Following are a number of common questions relating to identity theft and what you should do if you suspect you are a victim:
What is identity theft?
Identity theft is a crime where someone steals key pieces of your personal information - your name, driver's license number, Social Security Number, or an account number - for fraudulent use. Often, identity thieves can drain assets from your existing accounts, open new accounts in your name, apply for credit, and charge purchases to you.
How do thieves get my information?
Typically, identity thieves steal information from outdoor mailboxes, garbage cans or dumpsters. Many people have also been victims of identity theft through telemarketing scams and computer hacking. In some cases, thieves pay retail clerks and other people with access to your personal information to copy it and pass it along.
What is the impact of identity theft?
Once it occurs, identity theft can impact your ability to make big purchases, like buying a car or house, getting a passport or new driver's license, and collecting benefits that are due to you
How can I protect myself against identity theft?
The easiest way to protect yourself from identity theft is by protecting your personal information. We suggest that you always do the following:
Should I check my credit report regularly?
Checking your credit report regularly is one of the smartest ways to spot fraud, excessive inquiries and any negative reports. Contact the credit bureaus -- Experian, Equifax or TransUnion Credit -- for more information.

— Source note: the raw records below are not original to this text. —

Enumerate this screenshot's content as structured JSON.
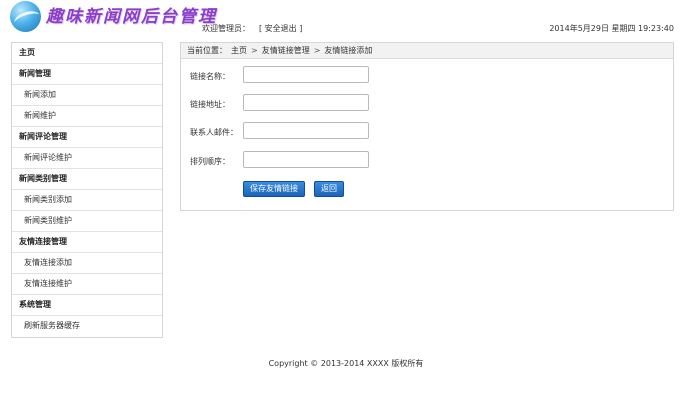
{
  "header": {
    "logo_text": "趣味新闻网后台管理",
    "welcome_text": "欢迎管理员：",
    "logout_label": "[ 安全退出 ]",
    "datetime": "2014年5月29日 星期四 19:23:40"
  },
  "sidebar": {
    "items": [
      {
        "label": "主页",
        "type": "group"
      },
      {
        "label": "新闻管理",
        "type": "group"
      },
      {
        "label": "新闻添加",
        "type": "item"
      },
      {
        "label": "新闻维护",
        "type": "item"
      },
      {
        "label": "新闻评论管理",
        "type": "group"
      },
      {
        "label": "新闻评论维护",
        "type": "item"
      },
      {
        "label": "新闻类别管理",
        "type": "group"
      },
      {
        "label": "新闻类别添加",
        "type": "item"
      },
      {
        "label": "新闻类别维护",
        "type": "item"
      },
      {
        "label": "友情连接管理",
        "type": "group"
      },
      {
        "label": "友情连接添加",
        "type": "item"
      },
      {
        "label": "友情连接维护",
        "type": "item"
      },
      {
        "label": "系统管理",
        "type": "group"
      },
      {
        "label": "刷新服务器缓存",
        "type": "item"
      }
    ]
  },
  "breadcrumb": {
    "prefix": "当前位置：",
    "items": [
      "主页",
      "友情链接管理",
      "友情链接添加"
    ],
    "separator": ">"
  },
  "form": {
    "fields": [
      {
        "label": "链接名称：",
        "value": "",
        "placeholder": ""
      },
      {
        "label": "链接地址：",
        "value": "",
        "placeholder": ""
      },
      {
        "label": "联系人邮件：",
        "value": "",
        "placeholder": ""
      },
      {
        "label": "排列顺序：",
        "value": "",
        "placeholder": ""
      }
    ],
    "save_label": "保存友情链接",
    "back_label": "返回"
  },
  "footer": {
    "copyright": "Copyright © 2013-2014 XXXX 版权所有"
  },
  "colors": {
    "accent": "#1c64bb",
    "logo_purple": "#8a3fc8",
    "border": "#d6d6d6"
  }
}
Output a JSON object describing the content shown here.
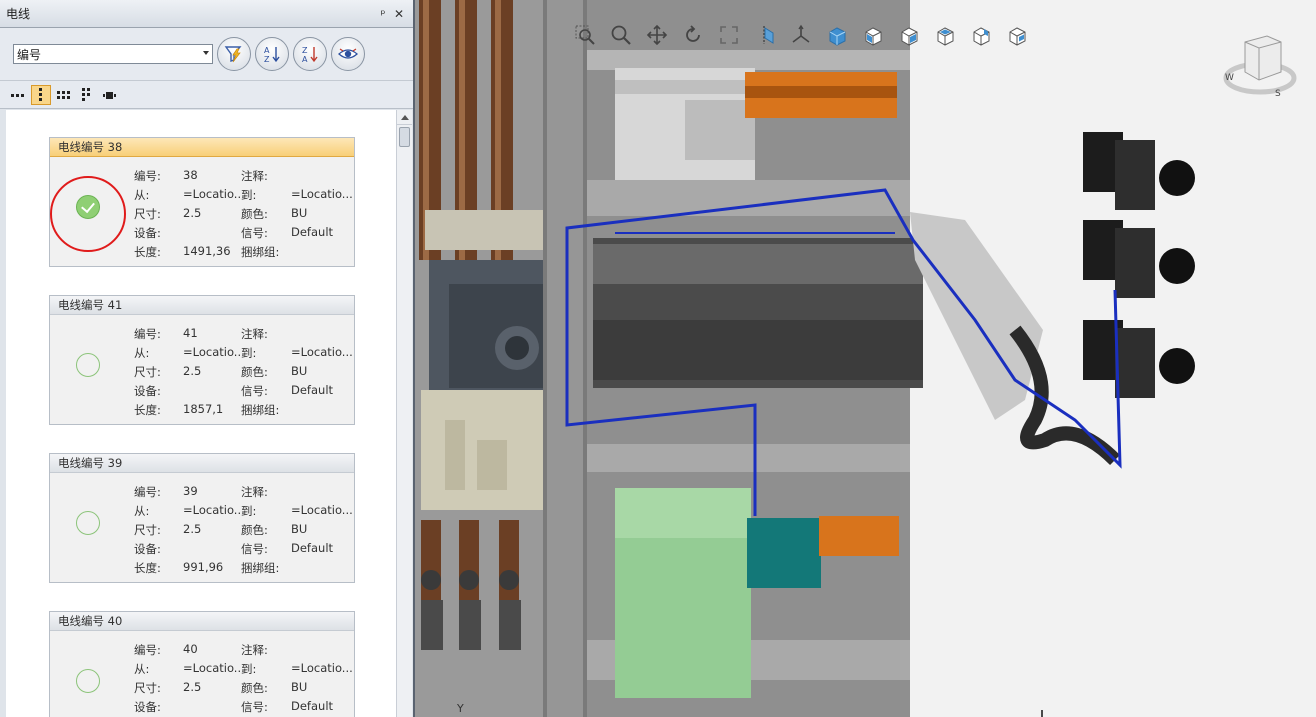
{
  "panel": {
    "title": "电线",
    "pin": "ᵖ",
    "close": "✕",
    "sort_combo": {
      "value": "编号"
    }
  },
  "labels": {
    "id": "编号:",
    "from": "从:",
    "size": "尺寸:",
    "device": "设备:",
    "length": "长度:",
    "note": "注释:",
    "to": "到:",
    "color": "颜色:",
    "signal": "信号:",
    "bundle": "捆绑组:"
  },
  "wires": [
    {
      "header": "电线编号 38",
      "id": "38",
      "from": "=Locatio...",
      "size": "2.5",
      "device": "",
      "length": "1491,36",
      "note": "",
      "to": "=Locatio...",
      "color": "BU",
      "signal": "Default",
      "bundle": "",
      "state": "done",
      "selected": true
    },
    {
      "header": "电线编号 41",
      "id": "41",
      "from": "=Locatio...",
      "size": "2.5",
      "device": "",
      "length": "1857,1",
      "note": "",
      "to": "=Locatio...",
      "color": "BU",
      "signal": "Default",
      "bundle": "",
      "state": "open",
      "selected": false
    },
    {
      "header": "电线编号 39",
      "id": "39",
      "from": "=Locatio...",
      "size": "2.5",
      "device": "",
      "length": "991,96",
      "note": "",
      "to": "=Locatio...",
      "color": "BU",
      "signal": "Default",
      "bundle": "",
      "state": "open",
      "selected": false
    },
    {
      "header": "电线编号 40",
      "id": "40",
      "from": "=Locatio...",
      "size": "2.5",
      "device": "",
      "length": "",
      "note": "",
      "to": "=Locatio...",
      "color": "BU",
      "signal": "Default",
      "bundle": "",
      "state": "open",
      "selected": false
    }
  ],
  "viewport": {
    "axis_label": "Y",
    "compass": {
      "w": "W",
      "s": "S"
    },
    "wire_color": "#1a2fbf"
  },
  "colors": {
    "selection_header": "#f8cf78",
    "done_status": "#8fcf74",
    "highlight_ring": "#e01b1b"
  }
}
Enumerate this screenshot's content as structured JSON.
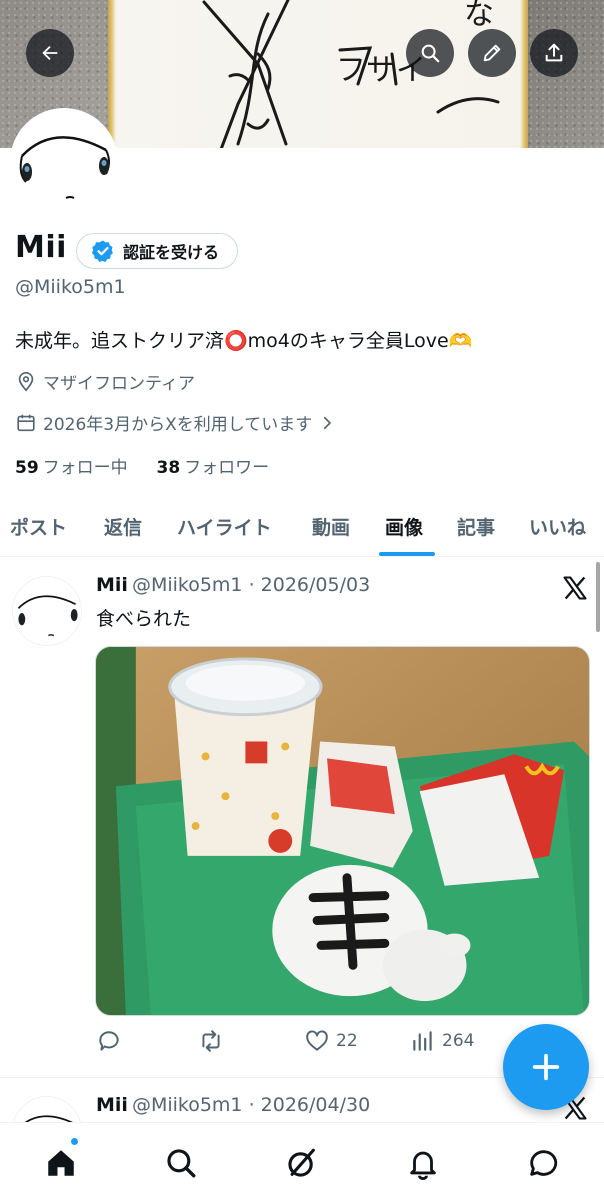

The government recently enacted legislation enabling consumers to receive a free credit file disclosure, commonly called a credit report, once every 12 months from each of the nationwide consumer credit reporting companies: Equifax, Experian and TransUnion.
To receive your report, go to AnnualCreditReport.com. AnnualCreditReport.com is the official site to help consumers to obtain their free credit report.
What can I do if I am a victim of identity theft?
If you think you are a victim of identity theft, follow these two important steps:
How can I protect my credit if my identity has been stolen?
If you think your identity has been stolen, do the following:
What if I discover unauthorized accounts have been opened in my name?
If you receive any type of notification of unauthorized accounts opened in your name, do the following:
What if I think my mail is being stolen?
It is a federal offense to steal mail from a mailbox. If you think your mail is being removed from your mailbox without your authorization, do the following:
What if I discover that checks have been stolen from my checkbook or mailbox?
If you notice checks are missing from your checkbook, or if an order of checks doesn't arrive, do the following:
Will PNC Bank ever share my personal information with anyone else?
PNC Bank will not provide anyone out side of the PNC family of companies or agencies doing business with PNC with your personal account or contact information. We also will not sell your personal information to firms that claim they want to do business with you.
If you have any questions or concerns about identity theft, call PNC Bank at 1-888-PNC-BANK.